Annie Liontas’ debut novel, Let Me Explain You, takes a comedic look at a Greek-American family saga. Read our review.
By: Apollo Papafrangou
Meet Greek-American Author Annie Liontas
Dedicated to urban education, New Jersey native Annie Liontas works with teachers and youth in Newark and Philadelphia. She is also the co-host of Philadelphia’s TireFire Reading Series. Her work has appeared in The New York Times Book Review, BOMB, Guernica, Ninth Letter, and Lit. In 2016, Annie was the Visiting Writer at UCDavis. She is also the co-editor of the anthology A Manner of Being: Writers on their Mentors and the recipient of a grant from the Barbara Deming Memorial Fund.
A Fortune-Telling Goat
What do you do when death comes at you like a goat?
Such is the question at the heart of Annie’s comedic and moving family saga, Let Me Explain You, that explores the dilemma of Greek immigrant restaurateur Stavros Stavros Mavrakis, a man convinced he has merely ten days left to live after receiving the grave news courtesy of a prophetic farm animal who visits him in a dream.
Despite its outlandishness, the scenario is comically plausible given our culture’s tendency toward superstition. The adventure that follows is centered on Stavros’s scrambling attempts to prepare himself, and his family, for his premature end. With the frenzied effort typical of a man who has spent his time catering to the appetites of impatient diners, Stavros cooks up a set of final demands to be served to his daughters Stavroula — the black sheep lesbian and fellow chef; Litza — the hot-tempered loose cannon; Ruby — the cherished baby; and his traitorous Anglo ex-wife, Carol. His “death wish” email triggers a course of events that are at once hilarious, sad, and unpredictable.
Let Me Explain You was featured in The New York Times Book Review as ‘Editor’s Choice’ and was selected by the ABA as a 2015 ‘Indies Introduce Debut’ and ‘Indies Next’ title.
Review of Let Me Explain You
Annie Liontas’ well-crafted prose showcases both a lyrical quality and a sense of restraint that is a true joy to read. Despite being a debut author, this undeniably talented writer possesses a veteran’s sense of character development and plot pacing as the novel is broken into multiple sections, one exploring Stavros Mavrakis’s current circumstance, and the other delving into his early life before arriving in America from Greece. The story, in many ways, is essentially about Stavros’s struggles to be acknowledged by the world around him, hence his need to “explain you,” or explain his plight to others.

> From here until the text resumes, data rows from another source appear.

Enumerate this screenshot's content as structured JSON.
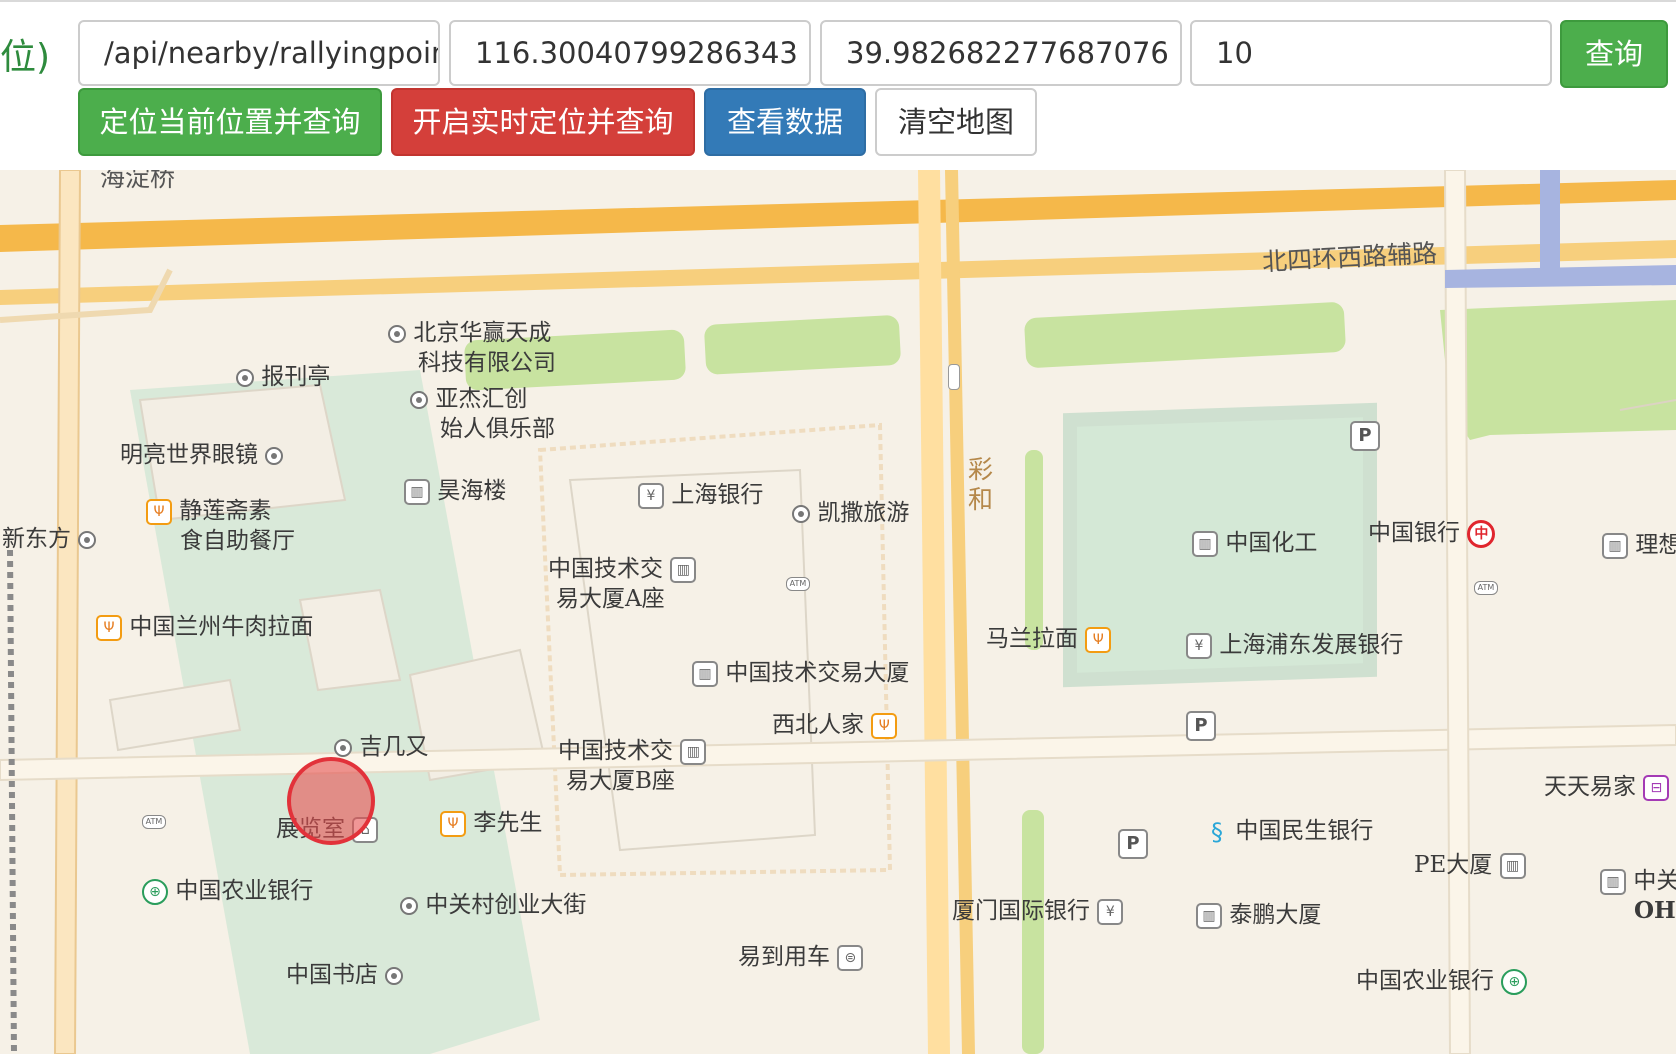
{
  "header": {
    "label_fragment": "位)",
    "api_path": "/api/nearby/rallyingpoint/",
    "longitude": "116.30040799286343",
    "latitude": "39.982682277687076",
    "radius": "10",
    "query_button": "查询",
    "locate_button": "定位当前位置并查询",
    "realtime_button": "开启实时定位并查询",
    "view_data_button": "查看数据",
    "clear_map_button": "清空地图"
  },
  "map": {
    "roads": {
      "north_4th_ring_aux": "北四环西路辅路",
      "caihe": "彩和",
      "haidian_bridge_fragment": "海淀桥"
    },
    "pois": {
      "huaying": "北京华赢天成",
      "huaying2": "科技有限公司",
      "newsstand": "报刊亭",
      "yajie": "亚杰汇创",
      "yajie2": "始人俱乐部",
      "mingliang": "明亮世界眼镜",
      "haohai": "昊海楼",
      "shanghai_bank": "上海银行",
      "kaisa": "凯撒旅游",
      "jinglian": "静莲斋素",
      "jinglian2": "食自助餐厅",
      "xdf": "新东方",
      "tech_a": "中国技术交",
      "tech_a2": "易大厦A座",
      "lanzhou": "中国兰州牛肉拉面",
      "tech_main": "中国技术交易大厦",
      "xibei": "西北人家",
      "jijiyou": "吉几又",
      "tech_b": "中国技术交",
      "tech_b2": "易大厦B座",
      "exhibition": "展览室",
      "lixiansheng": "李先生",
      "abc_left": "中国农业银行",
      "zgc_street": "中关村创业大街",
      "bookstore": "中国书店",
      "yidao": "易到用车",
      "chem": "中国化工",
      "boc": "中国银行",
      "lixiang": "理想",
      "malan": "马兰拉面",
      "spdb": "上海浦东发展银行",
      "tiantian": "天天易家",
      "cmbc": "中国民生银行",
      "pe": "PE大厦",
      "zhongguan": "中关",
      "ohc": "OHC",
      "xiamen": "厦门国际银行",
      "taipeng": "泰鹏大厦",
      "abc_right": "中国农业银行"
    }
  }
}
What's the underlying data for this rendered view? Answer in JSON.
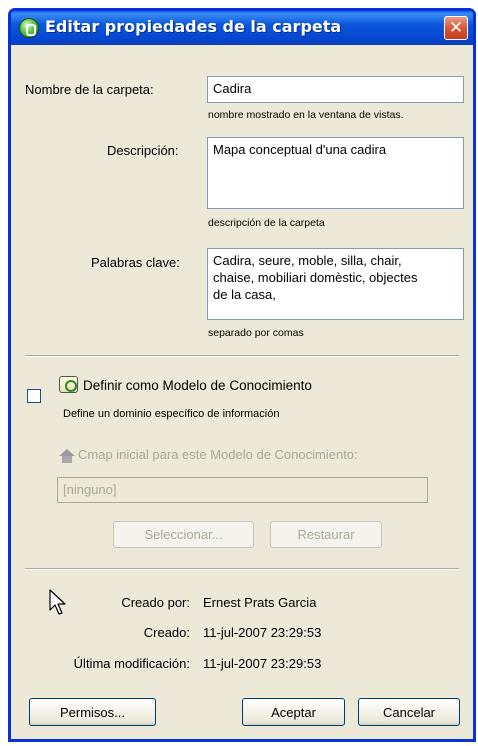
{
  "window": {
    "title": "Editar propiedades de la carpeta",
    "close_glyph": "✕"
  },
  "folder_name": {
    "label": "Nombre de la carpeta:",
    "value": "Cadira",
    "hint": "nombre mostrado en la ventana de vistas."
  },
  "description": {
    "label": "Descripción:",
    "value": "Mapa conceptual d'una cadira",
    "hint": "descripción de la carpeta"
  },
  "keywords": {
    "label": "Palabras clave:",
    "value": "Cadira, seure, moble, silla, chair,\nchaise, mobiliari domèstic, objectes\nde la casa,",
    "hint": "separado por comas"
  },
  "knowledge_model": {
    "checked": false,
    "checkbox_label": "Definir como Modelo de Conocimiento",
    "description": "Define un dominio específico de información",
    "initial_cmap_label": "Cmap inicial para este Modelo de Conocimiento:",
    "initial_cmap_value": "[ninguno]",
    "select_button": "Seleccionar...",
    "restore_button": "Restaurar"
  },
  "info": {
    "created_by_label": "Creado por:",
    "created_by_value": "Ernest Prats Garcia",
    "created_label": "Creado:",
    "created_value": "11-jul-2007 23:29:53",
    "modified_label": "Última modificación:",
    "modified_value": "11-jul-2007 23:29:53"
  },
  "buttons": {
    "permissions": "Permisos...",
    "accept": "Aceptar",
    "cancel": "Cancelar"
  },
  "colors": {
    "titlebar": "#0a57dc",
    "dialog_bg": "#ece9d8",
    "close_button": "#d9553a"
  }
}
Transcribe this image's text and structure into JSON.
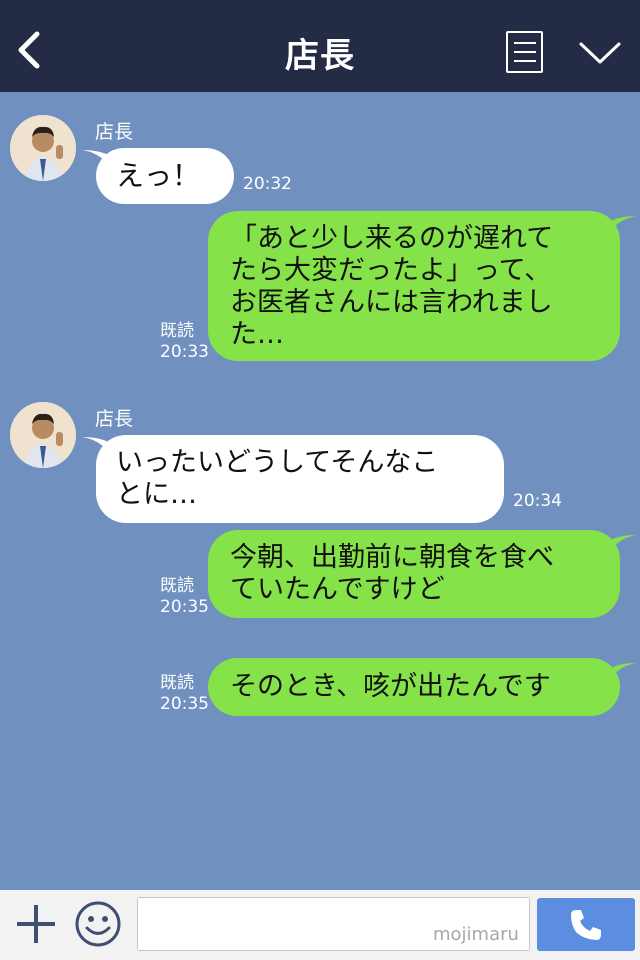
{
  "header": {
    "title": "店長",
    "back_icon": "chevron-left-icon",
    "menu_icon": "note-list-icon",
    "collapse_icon": "chevron-down-icon"
  },
  "colors": {
    "header_bg": "#232b45",
    "chat_bg": "#7090c0",
    "incoming_bubble": "#ffffff",
    "outgoing_bubble": "#85e249",
    "call_button": "#5b8de0"
  },
  "messages": [
    {
      "side": "in",
      "sender": "店長",
      "text": "えっ！",
      "time": "20:32"
    },
    {
      "side": "out",
      "text": "「あと少し来るのが遅れてたら大変だったよ」って、お医者さんには言われました…",
      "lines": [
        "「あと少し来るのが遅れて",
        "たら大変だったよ」って、",
        "お医者さんには言われまし",
        "た…"
      ],
      "read": "既読",
      "time": "20:33"
    },
    {
      "side": "in",
      "sender": "店長",
      "text": "いったいどうしてそんなことに…",
      "lines": [
        "いったいどうしてそんなこ",
        "とに…"
      ],
      "time": "20:34"
    },
    {
      "side": "out",
      "text": "今朝、出勤前に朝食を食べていたんですけど",
      "lines": [
        "今朝、出勤前に朝食を食べ",
        "ていたんですけど"
      ],
      "read": "既読",
      "time": "20:35"
    },
    {
      "side": "out",
      "text": "そのとき、咳が出たんです",
      "read": "既読",
      "time": "20:35"
    }
  ],
  "footer": {
    "input_value": "",
    "watermark": "mojimaru",
    "plus_icon": "plus-icon",
    "emoji_icon": "smiley-icon",
    "call_icon": "phone-icon"
  }
}
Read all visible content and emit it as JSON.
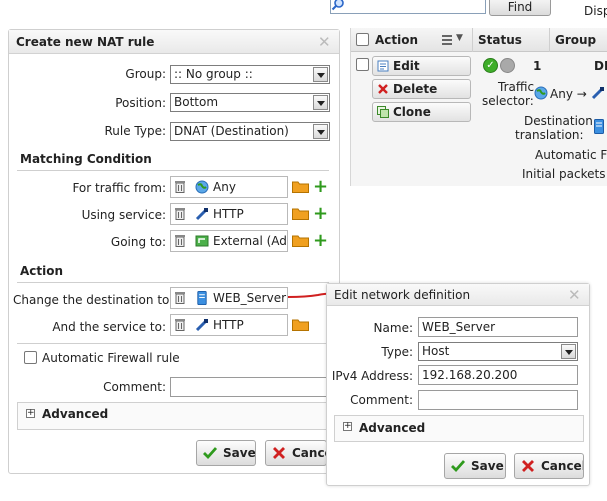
{
  "toolbar": {
    "find_label": "Find",
    "disp_text": "Disp"
  },
  "grid": {
    "columns": {
      "action": "Action",
      "status": "Status",
      "group": "Group"
    },
    "row": {
      "buttons": {
        "edit": "Edit",
        "delete": "Delete",
        "clone": "Clone"
      },
      "number": "1",
      "dn_text": "DN",
      "traffic_selector_label_line1": "Traffic",
      "traffic_selector_label_line2": "selector:",
      "traffic_selector_value": "Any →",
      "dest_translation_label_line1": "Destination",
      "dest_translation_label_line2": "translation:",
      "auto_firewall_text": "Automatic Fir",
      "initial_packets_text": "Initial packets a"
    }
  },
  "nat_dialog": {
    "title": "Create new NAT rule",
    "group": {
      "label": "Group:",
      "value": ":: No group ::"
    },
    "position": {
      "label": "Position:",
      "value": "Bottom"
    },
    "rule_type": {
      "label": "Rule Type:",
      "value": "DNAT (Destination)"
    },
    "matching_condition": {
      "title": "Matching Condition",
      "traffic_from": {
        "label": "For traffic from:",
        "value": "Any"
      },
      "using_service": {
        "label": "Using service:",
        "value": "HTTP"
      },
      "going_to": {
        "label": "Going to:",
        "value": "External (Add"
      }
    },
    "action": {
      "title": "Action",
      "change_destination": {
        "label": "Change the destination to:",
        "value": "WEB_Server"
      },
      "and_service": {
        "label": "And the service to:",
        "value": "HTTP"
      }
    },
    "auto_firewall_label": "Automatic Firewall rule",
    "comment_label": "Comment:",
    "comment_value": "",
    "advanced_label": "Advanced",
    "save_label": "Save",
    "cancel_label": "Cance"
  },
  "network_dialog": {
    "title": "Edit network definition",
    "name": {
      "label": "Name:",
      "value": "WEB_Server"
    },
    "type": {
      "label": "Type:",
      "value": "Host"
    },
    "ipv4": {
      "label": "IPv4 Address:",
      "value": "192.168.20.200"
    },
    "comment": {
      "label": "Comment:",
      "value": ""
    },
    "advanced_label": "Advanced",
    "save_label": "Save",
    "cancel_label": "Cancel"
  },
  "colors": {
    "accent_red": "#d02020",
    "accent_green": "#2f9a1d",
    "folder_orange": "#f0a020",
    "service_blue": "#2a5fb0"
  }
}
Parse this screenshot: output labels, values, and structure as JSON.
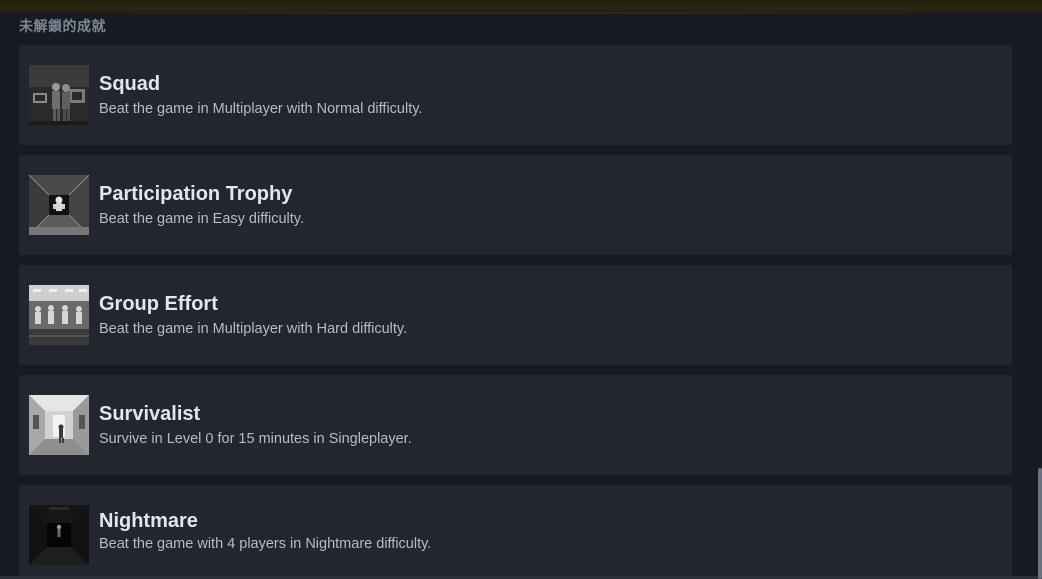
{
  "section": {
    "header": "未解鎖的成就"
  },
  "achievements": [
    {
      "title": "Squad",
      "description": "Beat the game in Multiplayer with Normal difficulty.",
      "icon": "squad-achievement-icon"
    },
    {
      "title": "Participation Trophy",
      "description": "Beat the game in Easy difficulty.",
      "icon": "participation-trophy-achievement-icon"
    },
    {
      "title": "Group Effort",
      "description": "Beat the game in Multiplayer with Hard difficulty.",
      "icon": "group-effort-achievement-icon"
    },
    {
      "title": "Survivalist",
      "description": "Survive in Level 0 for 15 minutes in Singleplayer.",
      "icon": "survivalist-achievement-icon"
    },
    {
      "title": "Nightmare",
      "description": "Beat the game with 4 players in Nightmare difficulty.",
      "icon": "nightmare-achievement-icon"
    }
  ],
  "colors": {
    "background": "#171a21",
    "card": "#23262e",
    "title": "#e3e6ea",
    "description": "#b5bcc7",
    "section_header": "#7b8797"
  }
}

While taking into account the familiarity of these characters and their circumstances –we have surely encountered similar scenarios in literature and film based in Greek perspective, if not come into direct contact with them in our personal lives – Annie never succumbs to cliché. Instead, she offers fresh and eloquent insight into the mindset of her characters.
Although it takes a comedic slant, Let Me Explain You tackles many serious issues, illuminating the fallacies of machismo culture; the particular loneliness of being a foreigner in a distant land; and the complexities of identity — that with which we are born, and that which we create. There are many touching anecdotes about the childhood of Stavros’s eldest daughters, Stavroula and Litza, as they adjust to life as new immigrants, speaking in their own mish-mash of English and Greek — as did many of us in our younger years — and contending with their place as young women in a world dominated by men. We are also shown Stavros’s boyhood experience in his Cretan village as he navigates a conflict between rival kafenios to gain employment and learn all he can in hopes of nurturing his earliest entrepreneurial instincts.
Let Me Explain You is one of the most enjoyable contemporary novels I have read recently; diner owners, fortune-telling goats, heavenly galaktoboureko and all. Pick up a copy on Amazon.
By: Annie Liontas
Publisher: Scribner; Reprint edition
APOLLO PAPAFRANGOU is an Oakland, CA native. He’s a writer and poet, and the author of the novel Wings of Wax, available now from Olive Leaf Editions.